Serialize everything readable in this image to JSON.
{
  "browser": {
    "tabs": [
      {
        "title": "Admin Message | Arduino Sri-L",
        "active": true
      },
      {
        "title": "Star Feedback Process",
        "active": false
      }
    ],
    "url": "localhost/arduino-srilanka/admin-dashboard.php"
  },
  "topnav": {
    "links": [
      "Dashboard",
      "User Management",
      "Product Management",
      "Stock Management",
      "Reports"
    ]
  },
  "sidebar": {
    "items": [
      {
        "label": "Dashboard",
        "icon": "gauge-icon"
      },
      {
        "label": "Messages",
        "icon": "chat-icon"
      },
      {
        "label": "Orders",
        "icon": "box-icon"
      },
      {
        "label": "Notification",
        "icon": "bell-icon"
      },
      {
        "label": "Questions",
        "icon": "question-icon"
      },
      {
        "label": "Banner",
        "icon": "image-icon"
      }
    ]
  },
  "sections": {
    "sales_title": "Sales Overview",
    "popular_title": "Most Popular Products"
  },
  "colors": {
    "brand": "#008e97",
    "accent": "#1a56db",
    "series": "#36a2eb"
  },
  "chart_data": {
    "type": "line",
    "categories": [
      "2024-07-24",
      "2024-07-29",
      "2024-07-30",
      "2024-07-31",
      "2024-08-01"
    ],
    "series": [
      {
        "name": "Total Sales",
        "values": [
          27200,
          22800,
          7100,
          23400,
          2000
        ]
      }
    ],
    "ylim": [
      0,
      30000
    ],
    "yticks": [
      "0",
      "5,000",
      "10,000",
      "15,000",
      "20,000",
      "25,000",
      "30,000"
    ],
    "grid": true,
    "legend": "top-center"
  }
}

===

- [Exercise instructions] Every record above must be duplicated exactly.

- [Output for this task]
Serialize everything readable in this image to JSON.
{
  "browser": {
    "tabs": [
      {
        "title": "Admin Message | Arduino Sri-L",
        "active": true
      },
      {
        "title": "Star Feedback Process",
        "active": false
      }
    ],
    "url": "localhost/arduino-srilanka/admin-dashboard.php"
  },
  "topnav": {
    "links": [
      "Dashboard",
      "User Management",
      "Product Management",
      "Stock Management",
      "Reports"
    ]
  },
  "sidebar": {
    "items": [
      {
        "label": "Dashboard",
        "icon": "gauge-icon"
      },
      {
        "label": "Messages",
        "icon": "chat-icon"
      },
      {
        "label": "Orders",
        "icon": "box-icon"
      },
      {
        "label": "Notification",
        "icon": "bell-icon"
      },
      {
        "label": "Questions",
        "icon": "question-icon"
      },
      {
        "label": "Banner",
        "icon": "image-icon"
      }
    ]
  },
  "sections": {
    "sales_title": "Sales Overview",
    "popular_title": "Most Popular Products"
  },
  "colors": {
    "brand": "#008e97",
    "accent": "#1a56db",
    "series": "#36a2eb"
  },
  "chart_data": {
    "type": "line",
    "categories": [
      "2024-07-24",
      "2024-07-29",
      "2024-07-30",
      "2024-07-31",
      "2024-08-01"
    ],
    "series": [
      {
        "name": "Total Sales",
        "values": [
          27200,
          22800,
          7100,
          23400,
          2000
        ]
      }
    ],
    "ylim": [
      0,
      30000
    ],
    "yticks": [
      "0",
      "5,000",
      "10,000",
      "15,000",
      "20,000",
      "25,000",
      "30,000"
    ],
    "grid": true,
    "legend": "top-center"
  }
}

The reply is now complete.